Records shown:
★ ★ ★ ★ ★ ★ ★

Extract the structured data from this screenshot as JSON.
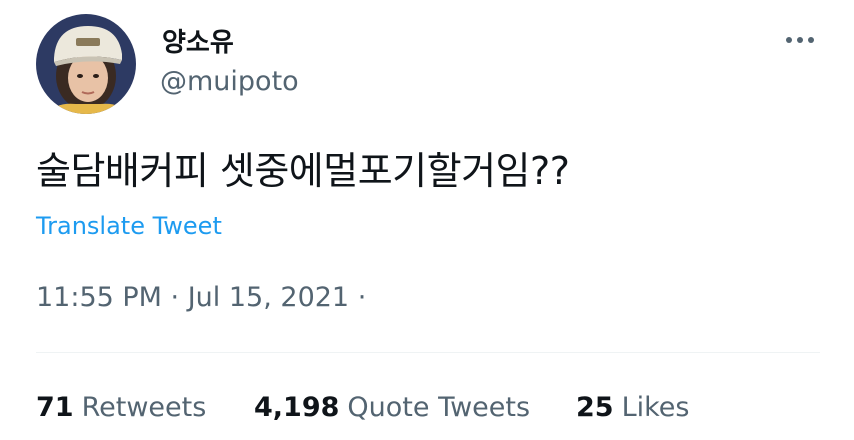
{
  "user": {
    "display_name": "양소유",
    "handle": "@muipoto"
  },
  "tweet": {
    "text": "술담배커피 셋중에멀포기할거임??",
    "translate_label": "Translate Tweet",
    "timestamp": "11:55 PM · Jul 15, 2021 ·"
  },
  "stats": {
    "retweets_count": "71",
    "retweets_label": "Retweets",
    "quotes_count": "4,198",
    "quotes_label": "Quote Tweets",
    "likes_count": "25",
    "likes_label": "Likes"
  },
  "icons": {
    "more": "more-horizontal-icon"
  },
  "colors": {
    "link": "#1d9bf0",
    "secondary_text": "#536471",
    "primary_text": "#0f1419"
  }
}
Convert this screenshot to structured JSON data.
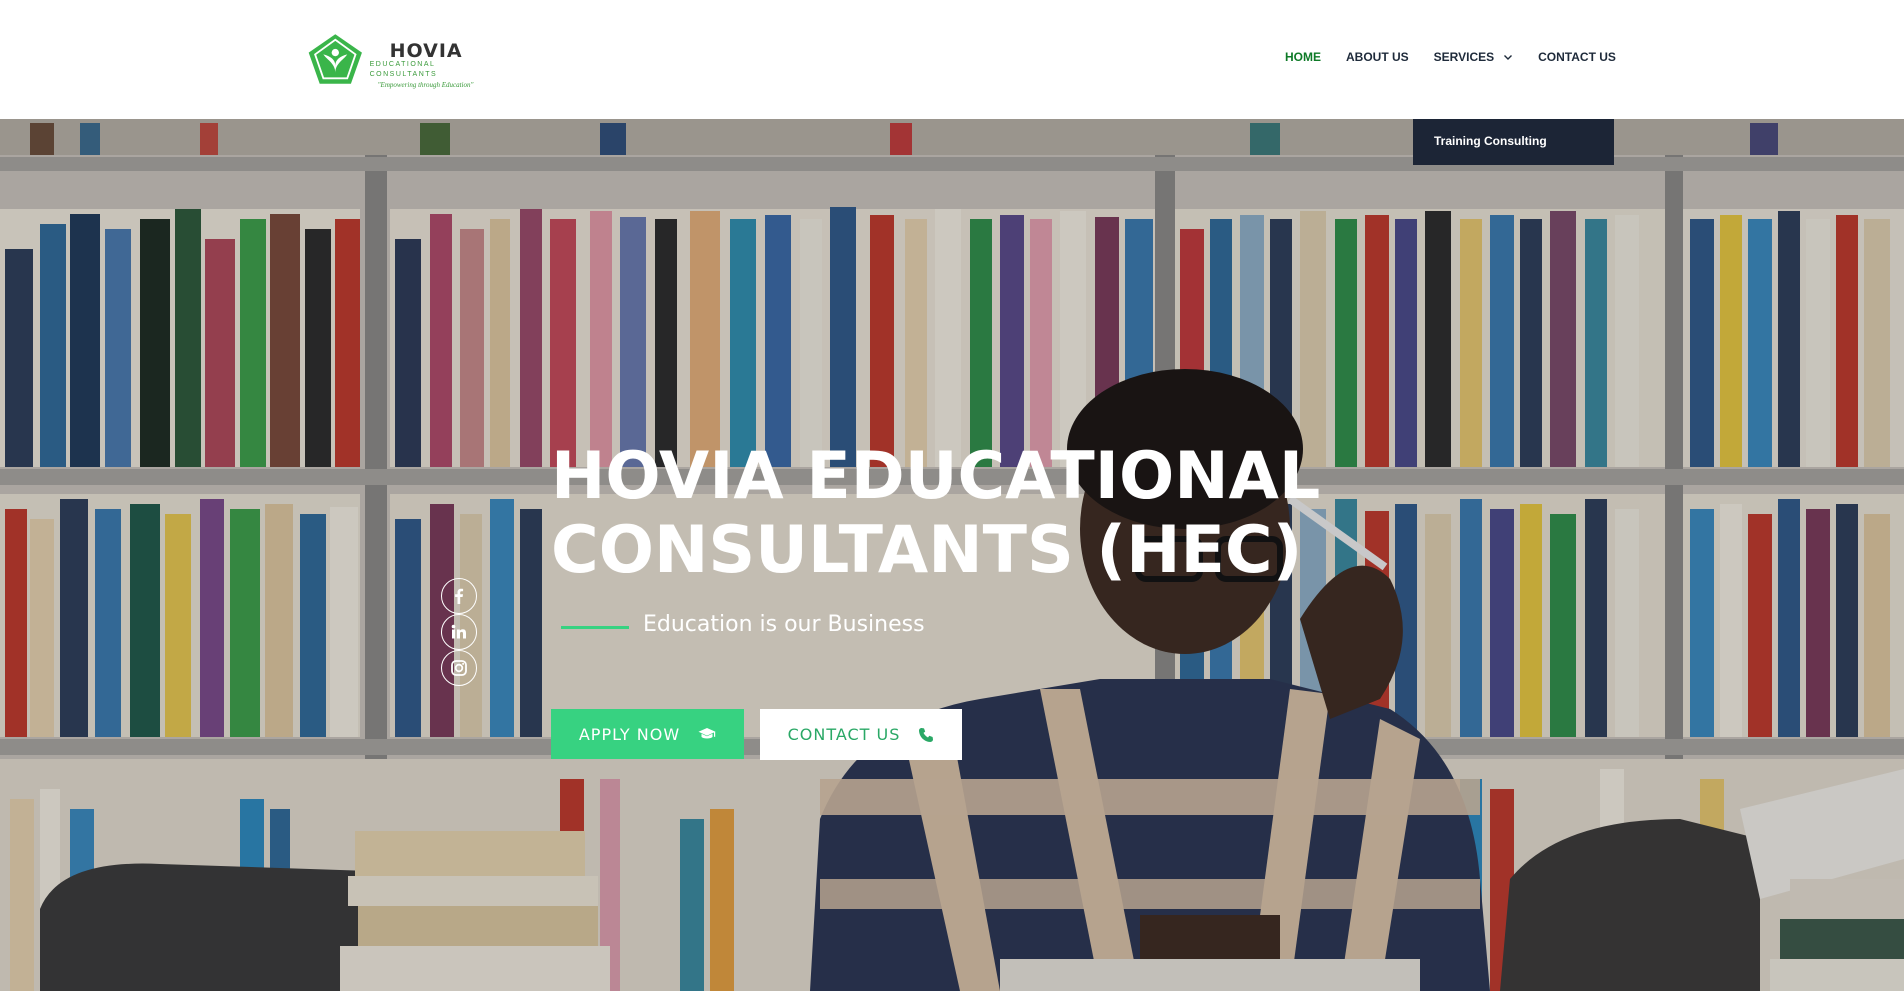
{
  "brand": {
    "name": "HOVIA",
    "subtitle": "EDUCATIONAL CONSULTANTS",
    "tagline": "\"Empowering through Education\"",
    "green": "#3ab54a"
  },
  "nav": {
    "items": [
      {
        "label": "HOME",
        "active": true
      },
      {
        "label": "ABOUT US",
        "active": false
      },
      {
        "label": "SERVICES",
        "active": false,
        "has_dropdown": true
      },
      {
        "label": "CONTACT US",
        "active": false
      }
    ],
    "dropdown": {
      "items": [
        "Training Consulting"
      ]
    }
  },
  "hero": {
    "title_line1": "HOVIA EDUCATIONAL",
    "title_line2": "CONSULTANTS (HEC)",
    "subtitle": "Education is our Business",
    "apply_label": "APPLY NOW",
    "contact_label": "CONTACT US",
    "accent": "#37d281"
  },
  "social": [
    "facebook-icon",
    "linkedin-icon",
    "instagram-icon"
  ]
}
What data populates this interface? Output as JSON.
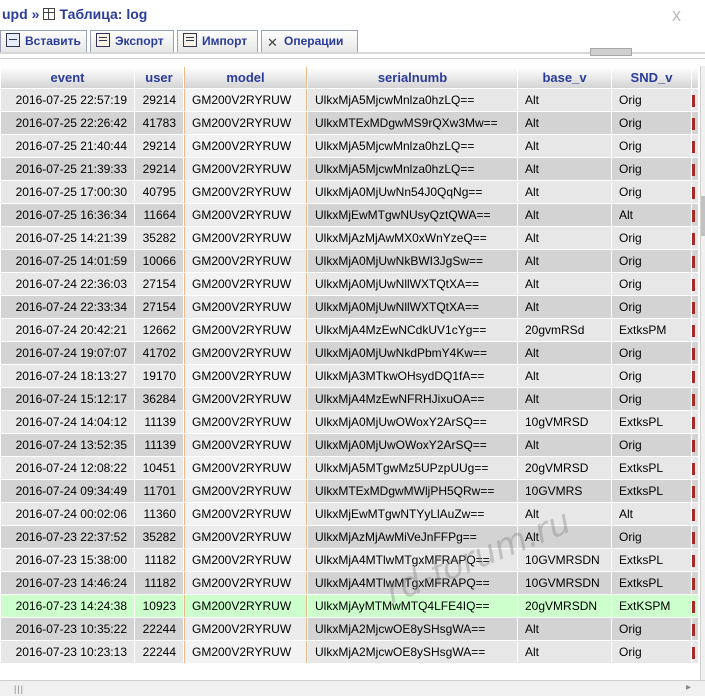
{
  "breadcrumb": {
    "db": "upd",
    "separator": "»",
    "table": "Таблица: log",
    "close": "x"
  },
  "tabs": [
    {
      "label": "Вставить",
      "icon": "insert-icon"
    },
    {
      "label": "Экспорт",
      "icon": "export-icon"
    },
    {
      "label": "Импорт",
      "icon": "import-icon"
    },
    {
      "label": "Операции",
      "icon": "operations-icon"
    }
  ],
  "table": {
    "columns": [
      "event",
      "user",
      "model",
      "serialnumb",
      "base_v",
      "SND_v"
    ],
    "rows": [
      [
        "2016-07-25 22:57:19",
        "29214",
        "GM200V2RYRUW",
        "UlkxMjA5MjcwMnlza0hzLQ==",
        "Alt",
        "Orig"
      ],
      [
        "2016-07-25 22:26:42",
        "41783",
        "GM200V2RYRUW",
        "UlkxMTExMDgwMS9rQXw3Mw==",
        "Alt",
        "Orig"
      ],
      [
        "2016-07-25 21:40:44",
        "29214",
        "GM200V2RYRUW",
        "UlkxMjA5MjcwMnlza0hzLQ==",
        "Alt",
        "Orig"
      ],
      [
        "2016-07-25 21:39:33",
        "29214",
        "GM200V2RYRUW",
        "UlkxMjA5MjcwMnlza0hzLQ==",
        "Alt",
        "Orig"
      ],
      [
        "2016-07-25 17:00:30",
        "40795",
        "GM200V2RYRUW",
        "UlkxMjA0MjUwNn54J0QqNg==",
        "Alt",
        "Orig"
      ],
      [
        "2016-07-25 16:36:34",
        "11664",
        "GM200V2RYRUW",
        "UlkxMjEwMTgwNUsyQztQWA==",
        "Alt",
        "Alt"
      ],
      [
        "2016-07-25 14:21:39",
        "35282",
        "GM200V2RYRUW",
        "UlkxMjAzMjAwMX0xWnYzeQ==",
        "Alt",
        "Orig"
      ],
      [
        "2016-07-25 14:01:59",
        "10066",
        "GM200V2RYRUW",
        "UlkxMjA0MjUwNkBWI3JgSw==",
        "Alt",
        "Orig"
      ],
      [
        "2016-07-24 22:36:03",
        "27154",
        "GM200V2RYRUW",
        "UlkxMjA0MjUwNllWXTQtXA==",
        "Alt",
        "Orig"
      ],
      [
        "2016-07-24 22:33:34",
        "27154",
        "GM200V2RYRUW",
        "UlkxMjA0MjUwNllWXTQtXA==",
        "Alt",
        "Orig"
      ],
      [
        "2016-07-24 20:42:21",
        "12662",
        "GM200V2RYRUW",
        "UlkxMjA4MzEwNCdkUV1cYg==",
        "20gvmRSd",
        "ExtksPM"
      ],
      [
        "2016-07-24 19:07:07",
        "41702",
        "GM200V2RYRUW",
        "UlkxMjA0MjUwNkdPbmY4Kw==",
        "Alt",
        "Orig"
      ],
      [
        "2016-07-24 18:13:27",
        "19170",
        "GM200V2RYRUW",
        "UlkxMjA3MTkwOHsydDQ1fA==",
        "Alt",
        "Orig"
      ],
      [
        "2016-07-24 15:12:17",
        "36284",
        "GM200V2RYRUW",
        "UlkxMjA4MzEwNFRHJixuOA==",
        "Alt",
        "Orig"
      ],
      [
        "2016-07-24 14:04:12",
        "11139",
        "GM200V2RYRUW",
        "UlkxMjA0MjUwOWoxY2ArSQ==",
        "10gVMRSD",
        "ExtksPL"
      ],
      [
        "2016-07-24 13:52:35",
        "11139",
        "GM200V2RYRUW",
        "UlkxMjA0MjUwOWoxY2ArSQ==",
        "Alt",
        "Orig"
      ],
      [
        "2016-07-24 12:08:22",
        "10451",
        "GM200V2RYRUW",
        "UlkxMjA5MTgwMz5UPzpUUg==",
        "20gVMRSD",
        "ExtksPL"
      ],
      [
        "2016-07-24 09:34:49",
        "11701",
        "GM200V2RYRUW",
        "UlkxMTExMDgwMWljPH5QRw==",
        "10GVMRS",
        "ExtksPL"
      ],
      [
        "2016-07-24 00:02:06",
        "11360",
        "GM200V2RYRUW",
        "UlkxMjEwMTgwNTYyLlAuZw==",
        "Alt",
        "Alt"
      ],
      [
        "2016-07-23 22:37:52",
        "35282",
        "GM200V2RYRUW",
        "UlkxMjAzMjAwMiVeJnFFPg==",
        "Alt",
        "Orig"
      ],
      [
        "2016-07-23 15:38:00",
        "11182",
        "GM200V2RYRUW",
        "UlkxMjA4MTlwMTgxMFRAPQ==",
        "10GVMRSDN",
        "ExtksPL"
      ],
      [
        "2016-07-23 14:46:24",
        "11182",
        "GM200V2RYRUW",
        "UlkxMjA4MTlwMTgxMFRAPQ==",
        "10GVMRSDN",
        "ExtksPL"
      ],
      [
        "2016-07-23 14:24:38",
        "10923",
        "GM200V2RYRUW",
        "UlkxMjAyMTMwMTQ4LFE4IQ==",
        "20gVMRSDN",
        "ExtKSPM"
      ],
      [
        "2016-07-23 10:35:22",
        "22244",
        "GM200V2RYRUW",
        "UlkxMjA2MjcwOE8ySHsgWA==",
        "Alt",
        "Orig"
      ],
      [
        "2016-07-23 10:23:13",
        "22244",
        "GM200V2RYRUW",
        "UlkxMjA2MjcwOE8ySHsgWA==",
        "Alt",
        "Orig"
      ]
    ],
    "highlighted_row": 22
  },
  "watermark": "rd-forum.ru",
  "colors": {
    "link": "#2a3c9a",
    "row_odd": "#e7e7e7",
    "row_even": "#d3d3d3",
    "row_highlight": "#ccffcc",
    "model_border": "#e9b98c"
  }
}
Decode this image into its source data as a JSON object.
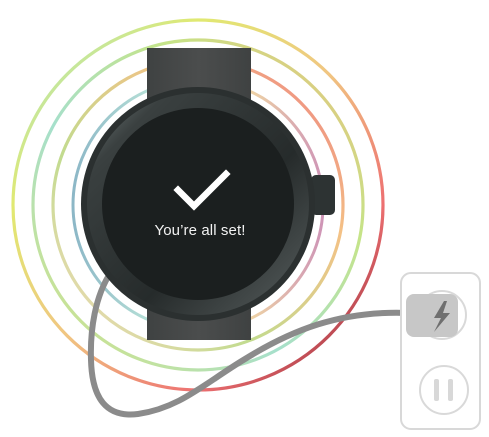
{
  "screen": {
    "message": "You’re all set!"
  },
  "icons": {
    "status": "checkmark-icon",
    "plug": "lightning-bolt-icon",
    "outlet": "power-outlet-icon",
    "watch": "smartwatch-icon"
  },
  "colors": {
    "watch_body": "#2b3030",
    "watch_screen": "#1b1f1f",
    "strap": "#484848",
    "cable": "#8b8b8b",
    "plug": "#c7c7c7",
    "outlet_border": "#d7d7d7",
    "ring_palette": [
      "#9fd8c8",
      "#d6e76d",
      "#f1cf79",
      "#e86a6a",
      "#b05a78",
      "#7eb6c8"
    ]
  }
}
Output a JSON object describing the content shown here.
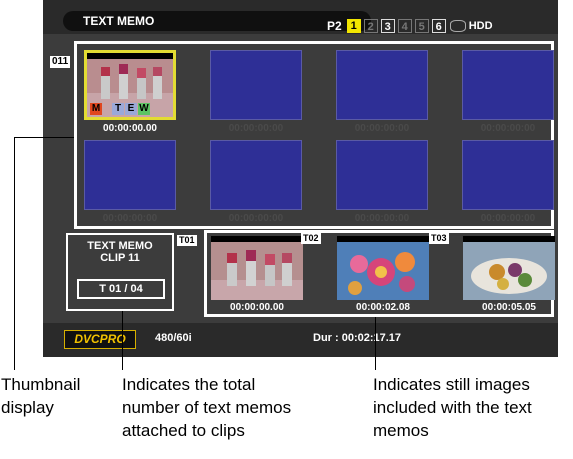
{
  "header": {
    "title": "TEXT MEMO",
    "media_label": "P2",
    "slots": [
      {
        "label": "1",
        "state": "active"
      },
      {
        "label": "2",
        "state": "dim"
      },
      {
        "label": "3",
        "state": "box"
      },
      {
        "label": "4",
        "state": "dim"
      },
      {
        "label": "5",
        "state": "dim"
      },
      {
        "label": "6",
        "state": "box"
      }
    ],
    "hdd_label": "HDD"
  },
  "grid": {
    "clip_number": "011",
    "thumbnails": [
      {
        "timecode": "00:00:00.00",
        "selected": true,
        "badges": [
          "M",
          "T",
          "E",
          "W"
        ]
      },
      {
        "timecode": "00:00:00:00",
        "selected": false
      },
      {
        "timecode": "00:00:00:00",
        "selected": false
      },
      {
        "timecode": "00:00:00:00",
        "selected": false
      },
      {
        "timecode": "00:00:00:00",
        "selected": false
      },
      {
        "timecode": "00:00:00:00",
        "selected": false
      },
      {
        "timecode": "00:00:00:00",
        "selected": false
      },
      {
        "timecode": "00:00:00:00",
        "selected": false
      }
    ]
  },
  "memo_info": {
    "line1": "TEXT MEMO",
    "line2": "CLIP 11",
    "count": "T 01   / 04"
  },
  "stills": [
    {
      "label": "T01",
      "timecode": "00:00:00.00"
    },
    {
      "label": "T02",
      "timecode": "00:00:02.08"
    },
    {
      "label": "T03",
      "timecode": "00:00:05.05"
    }
  ],
  "status": {
    "codec": "DVCPRO",
    "format": "480/60i",
    "duration": "Dur : 00:02:17.17"
  },
  "annotations": {
    "thumbnail": "Thumbnail\ndisplay",
    "total": "Indicates the total\nnumber of text memos\nattached to clips",
    "stills": "Indicates still images\nincluded with the text\nmemos"
  },
  "colors": {
    "screen_bg": "#3c3c3c",
    "thumb_empty": "#2e2f96",
    "selection": "#e3dc33",
    "active_slot": "#f2e600",
    "codec_text": "#f2c200"
  }
}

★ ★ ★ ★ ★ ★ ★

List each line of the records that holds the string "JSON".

Exercise output:
Extract the structured data from this screenshot as JSON.
Convert this screenshot to structured JSON data.
What data populates this interface? Output as JSON.
Decode this image into its source data as a JSON object.
Output a JSON object describing the content shown here.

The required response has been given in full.